updated 11:40 pm EDT, Mon October 25, 2010
JooJoo 2 to run on customized Android
Fusion Garage tonight revealed that a sequel to the JooJoo tablet was in development but would make a major switch in platforms. The new model would use Android and would be customized for the larger format much like Samsung's Social Hub or Windows Phone 7's People Hub, merging messaging like Gmail with Facebook and other social networking. Gizmodo was told that talks are underway with Google to receive official support and access to Android Market, but the design may force Fusion Garage to go without the store.
The device would be a complete restart for the JooJoo lineup and would drop the original model entirely once the new one was on sale. A launch is tentatively planned for early 2011, and as the company plans to go beyond one device in the future, could include multiple models.

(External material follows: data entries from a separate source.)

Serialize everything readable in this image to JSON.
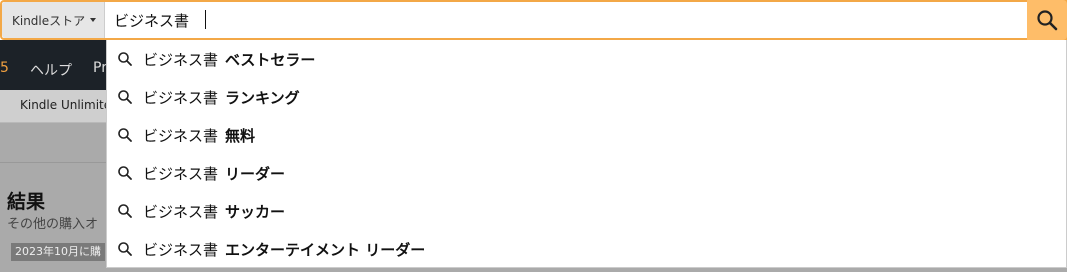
{
  "search": {
    "scope_label": "Kindleストア",
    "query": "ビジネス書",
    "button_label": ""
  },
  "background": {
    "nav_items": [
      "ヘルプ",
      "Pr"
    ],
    "nav_partial_first": "5",
    "subnav_item": "Kindle Unlimite",
    "results_heading": "結果",
    "results_sub": "その他の購入オ",
    "date_badge": "2023年10月に購"
  },
  "suggestions": [
    {
      "prefix": "ビジネス書",
      "suffix": "ベストセラー"
    },
    {
      "prefix": "ビジネス書",
      "suffix": "ランキング"
    },
    {
      "prefix": "ビジネス書",
      "suffix": "無料"
    },
    {
      "prefix": "ビジネス書",
      "suffix": "リーダー"
    },
    {
      "prefix": "ビジネス書",
      "suffix": "サッカー"
    },
    {
      "prefix": "ビジネス書",
      "suffix": "エンターテイメント リーダー"
    }
  ],
  "icons": {
    "search_button": "search-icon",
    "suggestion": "search-icon",
    "scope_caret": "caret-down-icon"
  },
  "colors": {
    "search_border": "#f3a847",
    "search_button": "#febd69",
    "nav_dark": "#1c2228",
    "overlay": "#aaaaaa"
  }
}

Revamping the JooJoo would see the company depart from the original design behind the 12-inch slate, which involved a largely custom version of Linux and used a conventional Intel Atom processor underneath; Android can run on Intel chips but has usually been found on the more power-efficent ARM instead. The design was originally a co-creation with TechCrunch to fulfill site founder Mike Arrington's goal of a sub-$300 tablet that could rely solely on web apps instead of large amounts of storage offline, but cost overruns and the decision to add NVIDIA Ion graphics for HD video playback boosted the cost to $500 by the time the two partners split violently and Fusion Garage went on its own direction without Arrington's consent.

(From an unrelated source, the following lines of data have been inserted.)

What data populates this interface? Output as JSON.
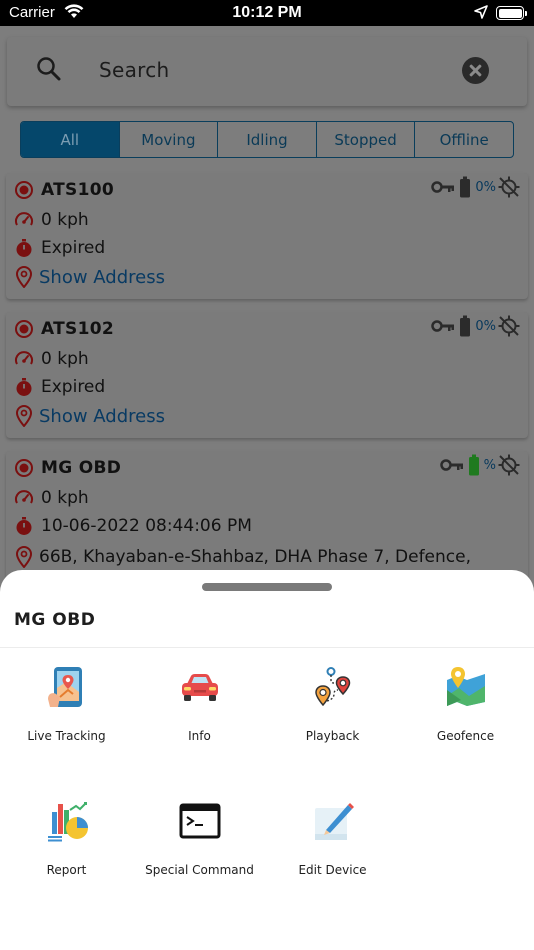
{
  "status_bar": {
    "carrier": "Carrier",
    "time": "10:12 PM"
  },
  "search": {
    "placeholder": "Search"
  },
  "tabs": [
    {
      "label": "All",
      "active": true
    },
    {
      "label": "Moving",
      "active": false
    },
    {
      "label": "Idling",
      "active": false
    },
    {
      "label": "Stopped",
      "active": false
    },
    {
      "label": "Offline",
      "active": false
    }
  ],
  "devices": [
    {
      "name": "ATS100",
      "speed": "0 kph",
      "status": "Expired",
      "address_link": "Show Address",
      "battery_pct": "0%"
    },
    {
      "name": "ATS102",
      "speed": "0 kph",
      "status": "Expired",
      "address_link": "Show Address",
      "battery_pct": "0%"
    },
    {
      "name": "MG OBD",
      "speed": "0 kph",
      "timestamp": "10-06-2022 08:44:06 PM",
      "address": "66B, Khayaban-e-Shahbaz, DHA Phase 7, Defence,",
      "battery_pct": "%"
    }
  ],
  "sheet": {
    "title": "MG OBD",
    "actions": [
      {
        "label": "Live Tracking",
        "icon": "live-tracking-icon"
      },
      {
        "label": "Info",
        "icon": "car-icon"
      },
      {
        "label": "Playback",
        "icon": "playback-route-icon"
      },
      {
        "label": "Geofence",
        "icon": "geofence-map-icon"
      },
      {
        "label": "Report",
        "icon": "report-chart-icon"
      },
      {
        "label": "Special Command",
        "icon": "terminal-icon"
      },
      {
        "label": "Edit Device",
        "icon": "edit-note-icon"
      }
    ]
  },
  "colors": {
    "accent_dark": "#05476b",
    "link": "#083a63",
    "icon_red": "#7a1010",
    "battery_green": "#1f7a1f"
  }
}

At the time, Fusion Garage founder Chandra Rathakrishnan saw it as an iPad competitor since it had a larger screen and wasn't constrained by a lack of Flash on the web. He hadn't expected the JooJoo to upset Apple's market position but did credit it as a gateway to mainstream acceptance for tablets as a whole.
On the subject of the ongoing lawsuit, Fusion Garage claimed its regular operations weren't affected by the legal complaint and that it was expanding to address its tablet strategy. It wouldn't disclose numbers but admitted that sales were slower overall, albeit acceptable in Europe and its home Asian region.